[Records from a data source]
Segment Open
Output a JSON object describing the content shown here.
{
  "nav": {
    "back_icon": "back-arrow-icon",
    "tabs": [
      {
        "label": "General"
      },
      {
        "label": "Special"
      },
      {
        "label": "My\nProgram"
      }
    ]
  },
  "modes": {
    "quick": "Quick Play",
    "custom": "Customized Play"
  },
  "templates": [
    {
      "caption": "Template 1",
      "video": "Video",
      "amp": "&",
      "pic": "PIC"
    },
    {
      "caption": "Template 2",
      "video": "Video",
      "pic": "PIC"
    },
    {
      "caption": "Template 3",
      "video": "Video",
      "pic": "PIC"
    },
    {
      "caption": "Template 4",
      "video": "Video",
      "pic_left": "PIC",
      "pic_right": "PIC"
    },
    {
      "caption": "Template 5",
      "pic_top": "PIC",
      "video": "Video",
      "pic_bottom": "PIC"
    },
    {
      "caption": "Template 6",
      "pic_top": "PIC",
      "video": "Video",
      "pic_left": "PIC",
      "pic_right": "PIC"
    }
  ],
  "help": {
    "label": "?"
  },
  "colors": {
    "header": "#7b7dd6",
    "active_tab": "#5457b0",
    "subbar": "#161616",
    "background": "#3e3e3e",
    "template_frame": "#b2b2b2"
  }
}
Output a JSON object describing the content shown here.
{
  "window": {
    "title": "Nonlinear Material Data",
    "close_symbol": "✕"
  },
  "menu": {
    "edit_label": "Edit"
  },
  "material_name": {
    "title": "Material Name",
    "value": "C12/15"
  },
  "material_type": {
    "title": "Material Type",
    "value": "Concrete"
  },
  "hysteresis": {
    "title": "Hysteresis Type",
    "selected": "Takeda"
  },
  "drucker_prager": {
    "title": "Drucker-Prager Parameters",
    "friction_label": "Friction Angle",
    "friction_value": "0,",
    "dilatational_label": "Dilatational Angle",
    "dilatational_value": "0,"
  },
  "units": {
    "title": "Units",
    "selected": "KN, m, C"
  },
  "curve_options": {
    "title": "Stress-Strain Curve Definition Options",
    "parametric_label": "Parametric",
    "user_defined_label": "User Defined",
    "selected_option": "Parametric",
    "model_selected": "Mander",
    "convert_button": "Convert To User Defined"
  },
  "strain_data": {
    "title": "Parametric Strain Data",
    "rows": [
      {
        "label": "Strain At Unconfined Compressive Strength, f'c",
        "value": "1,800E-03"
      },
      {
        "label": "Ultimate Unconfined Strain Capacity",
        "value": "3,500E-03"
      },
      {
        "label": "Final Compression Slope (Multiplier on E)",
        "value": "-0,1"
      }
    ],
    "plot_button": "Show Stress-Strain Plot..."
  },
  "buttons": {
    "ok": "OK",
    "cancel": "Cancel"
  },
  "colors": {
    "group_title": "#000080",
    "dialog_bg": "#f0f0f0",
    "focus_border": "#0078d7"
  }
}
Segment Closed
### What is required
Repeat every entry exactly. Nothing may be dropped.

### Finished task
Output a JSON object describing the content shown here.
{
  "nav": {
    "back_icon": "back-arrow-icon",
    "tabs": [
      {
        "label": "General"
      },
      {
        "label": "Special"
      },
      {
        "label": "My\nProgram"
      }
    ]
  },
  "modes": {
    "quick": "Quick Play",
    "custom": "Customized Play"
  },
  "templates": [
    {
      "caption": "Template 1",
      "video": "Video",
      "amp": "&",
      "pic": "PIC"
    },
    {
      "caption": "Template 2",
      "video": "Video",
      "pic": "PIC"
    },
    {
      "caption": "Template 3",
      "video": "Video",
      "pic": "PIC"
    },
    {
      "caption": "Template 4",
      "video": "Video",
      "pic_left": "PIC",
      "pic_right": "PIC"
    },
    {
      "caption": "Template 5",
      "pic_top": "PIC",
      "video": "Video",
      "pic_bottom": "PIC"
    },
    {
      "caption": "Template 6",
      "pic_top": "PIC",
      "video": "Video",
      "pic_left": "PIC",
      "pic_right": "PIC"
    }
  ],
  "help": {
    "label": "?"
  },
  "colors": {
    "header": "#7b7dd6",
    "active_tab": "#5457b0",
    "subbar": "#161616",
    "background": "#3e3e3e",
    "template_frame": "#b2b2b2"
  }
}
Output a JSON object describing the content shown here.
{
  "window": {
    "title": "Nonlinear Material Data",
    "close_symbol": "✕"
  },
  "menu": {
    "edit_label": "Edit"
  },
  "material_name": {
    "title": "Material Name",
    "value": "C12/15"
  },
  "material_type": {
    "title": "Material Type",
    "value": "Concrete"
  },
  "hysteresis": {
    "title": "Hysteresis Type",
    "selected": "Takeda"
  },
  "drucker_prager": {
    "title": "Drucker-Prager Parameters",
    "friction_label": "Friction Angle",
    "friction_value": "0,",
    "dilatational_label": "Dilatational Angle",
    "dilatational_value": "0,"
  },
  "units": {
    "title": "Units",
    "selected": "KN, m, C"
  },
  "curve_options": {
    "title": "Stress-Strain Curve Definition Options",
    "parametric_label": "Parametric",
    "user_defined_label": "User Defined",
    "selected_option": "Parametric",
    "model_selected": "Mander",
    "convert_button": "Convert To User Defined"
  },
  "strain_data": {
    "title": "Parametric Strain Data",
    "rows": [
      {
        "label": "Strain At Unconfined Compressive Strength, f'c",
        "value": "1,800E-03"
      },
      {
        "label": "Ultimate Unconfined Strain Capacity",
        "value": "3,500E-03"
      },
      {
        "label": "Final Compression Slope (Multiplier on E)",
        "value": "-0,1"
      }
    ],
    "plot_button": "Show Stress-Strain Plot..."
  },
  "buttons": {
    "ok": "OK",
    "cancel": "Cancel"
  },
  "colors": {
    "group_title": "#000080",
    "dialog_bg": "#f0f0f0",
    "focus_border": "#0078d7"
  }
}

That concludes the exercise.